Birds have one of the most evolved and complex behavioral systems of any animal group. This is due to the extra dynamics birds face living in the skies in comparison to terrestrial animals. Birds need to keep a high metabolism, with higher body temperatures than most terrestrial animals, to upkeep their insatiably high activity rates. Birds also need to keep their feathers in the utmost perfect conditions to ensure that their are no problems during flight. If a bird has damaged wing feathers and attempts to fly, it can cost them their lives.
However during my travels I have observed quite interesting and less obvious behaviors of birds, which often left me scratching my head with confusion until I researched it a bit. The first odd and memorable behavior I witnessed was that from a Double-eyed Fig-parrot (Cyclopsitta ) I was taking photos of at Gordonvale just south of Cairns.
At first I though this fig-parrot was eating something growing on the branch of this rainforest tree. I thought it was most likely the lichen. But even from the limited knowledge I knew of Double-eyed Fig-parrots, I knew this could not be the case. Fig-parrots like other parrots, are mainly granivores, meaning they mostly eat seeds.
As I went through the photos it became apparent that the parrot was chewing on the wooden structures of the branch and not actually consuming anything. This is actually a behavior that most bird keepers would know well. In captivity, bird keepers are required to include a cuddle-bone shell for their bird to sharpen their beak on. Wild birds however do not have access to a cuddle-bone and prefer to sharpen their beaks on branches.
This behavior I observed of the Double-eyed Fig-parrots is completely normal for wild birds and not as bizarre as I initially suspected. This parrot was prepping his beak ready to crack some rainforest plant seed shells. Which rainforest plant seed does this parrot species prefer? Figs ofcourse! This is where the Double-eyed Fig-parrot gets its common name from.

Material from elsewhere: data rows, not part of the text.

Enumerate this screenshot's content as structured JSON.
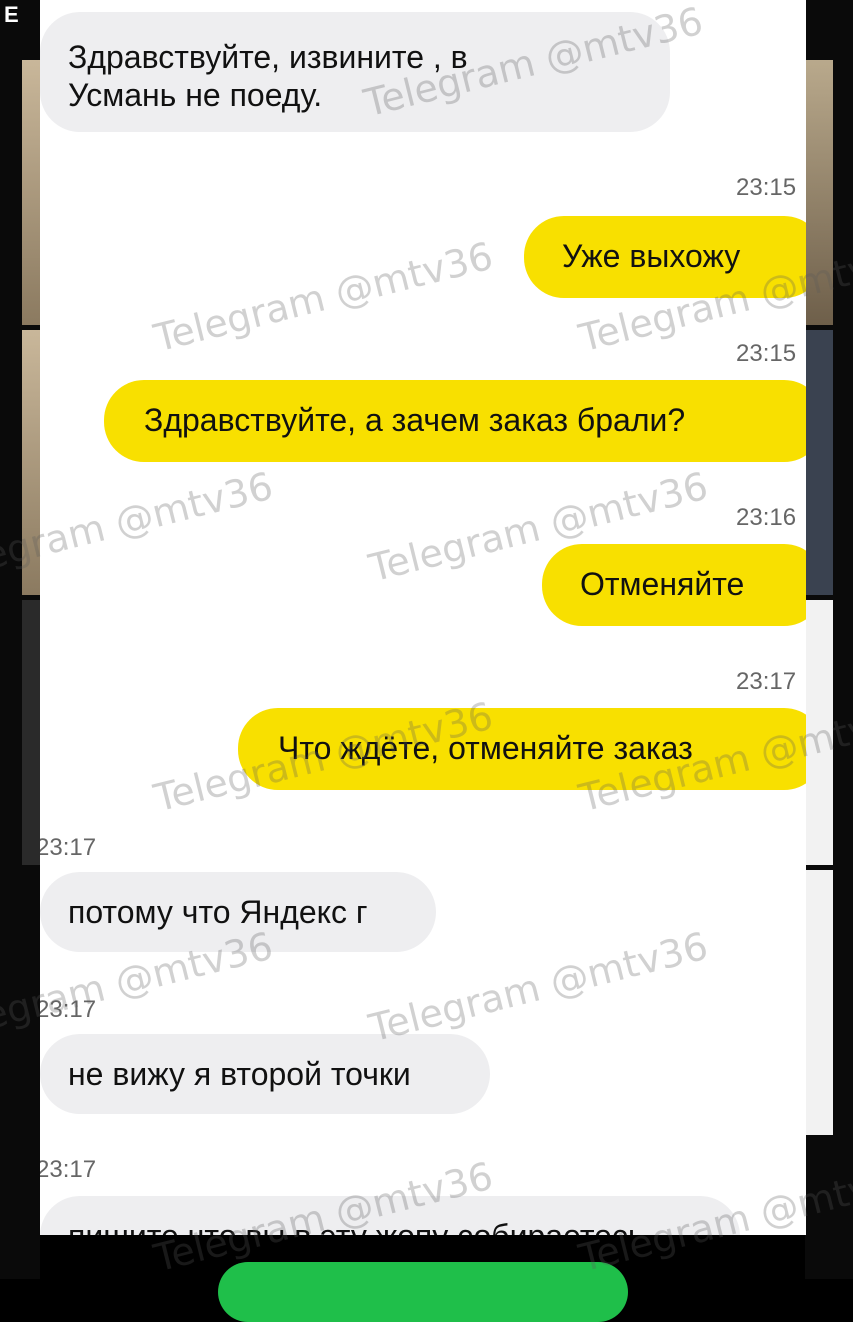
{
  "header": {
    "corner_letter": "E"
  },
  "messages": [
    {
      "dir": "in",
      "text_lines": [
        "Здравствуйте, извините , в",
        "Усмань не поеду."
      ]
    },
    {
      "dir": "out",
      "time": "23:15",
      "text": "Уже выхожу"
    },
    {
      "dir": "out",
      "time": "23:15",
      "text": "Здравствуйте, а зачем заказ брали?"
    },
    {
      "dir": "out",
      "time": "23:16",
      "text": "Отменяйте"
    },
    {
      "dir": "out",
      "time": "23:17",
      "text": "Что ждёте,  отменяйте заказ"
    },
    {
      "dir": "in",
      "time": "23:17",
      "text": "потому что Яндекс г"
    },
    {
      "dir": "in",
      "time": "23:17",
      "text": "не вижу я второй точки"
    },
    {
      "dir": "in",
      "time": "23:17",
      "text": "пишите что вы в эту жопу собираетесь"
    }
  ],
  "watermark": "Telegram @mtv36",
  "colors": {
    "outgoing": "#f8e000",
    "incoming": "#eeeef0",
    "button": "#1fbf4a"
  }
}
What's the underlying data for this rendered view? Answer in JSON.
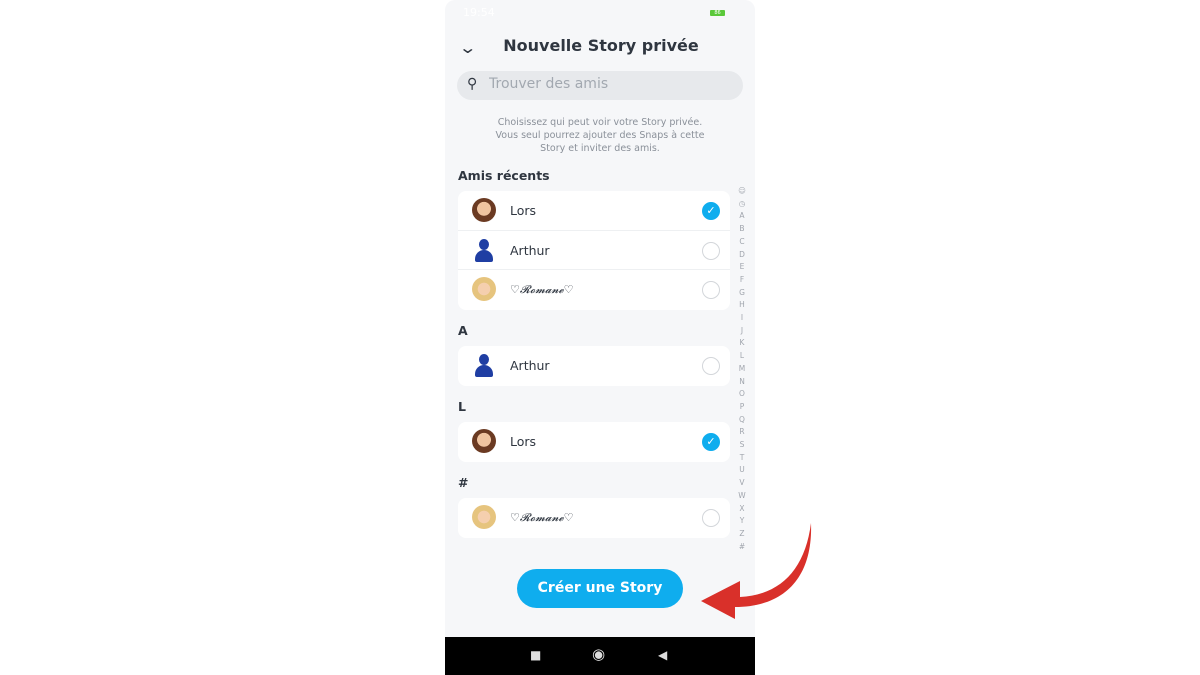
{
  "status": {
    "time": "19:54",
    "battery": "86"
  },
  "header": {
    "title": "Nouvelle Story privée",
    "back_icon": "chevron-down-icon"
  },
  "search": {
    "placeholder": "Trouver des amis"
  },
  "description": "Choisissez qui peut voir votre Story privée. Vous seul pourrez ajouter des Snaps à cette Story et inviter des amis.",
  "sections": [
    {
      "title": "Amis récents",
      "friends": [
        {
          "name": "Lors",
          "selected": true
        },
        {
          "name": "Arthur",
          "selected": false
        },
        {
          "name": "♡𝓡𝓸𝓶𝓪𝓷𝓮♡",
          "selected": false
        }
      ]
    },
    {
      "title": "A",
      "friends": [
        {
          "name": "Arthur",
          "selected": false
        }
      ]
    },
    {
      "title": "L",
      "friends": [
        {
          "name": "Lors",
          "selected": true
        }
      ]
    },
    {
      "title": "#",
      "friends": [
        {
          "name": "♡𝓡𝓸𝓶𝓪𝓷𝓮♡",
          "selected": false
        }
      ]
    }
  ],
  "index": [
    "☺",
    "◷",
    "A",
    "B",
    "C",
    "D",
    "E",
    "F",
    "G",
    "H",
    "I",
    "J",
    "K",
    "L",
    "M",
    "N",
    "O",
    "P",
    "Q",
    "R",
    "S",
    "T",
    "U",
    "V",
    "W",
    "X",
    "Y",
    "Z",
    "#"
  ],
  "cta": {
    "label": "Créer une Story"
  },
  "colors": {
    "accent": "#0fadee",
    "arrow": "#d9302a",
    "text": "#2f3640"
  }
}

There is one other explanation of this behavior, which is more exciting! Fig parrots actually chew holes in trees to make their nests. Instead of waiting for fungi and termites to erode away a tree hollow they take it upon themselves to masterfully excavate their own tree hollow. This fig parrot could have been testing the branch to find dampened weak spots to dig a tree hollow in.
Based of the fact this parrot was gnawing on on both the branch and the twig jutting out from the branch, I’d say we were observing the first behavior. It’s still exciting to decipher and ponder this rarely seen behavior in wild birds!
To find out the next strange behavior I encountered, follow the link at the end of this post.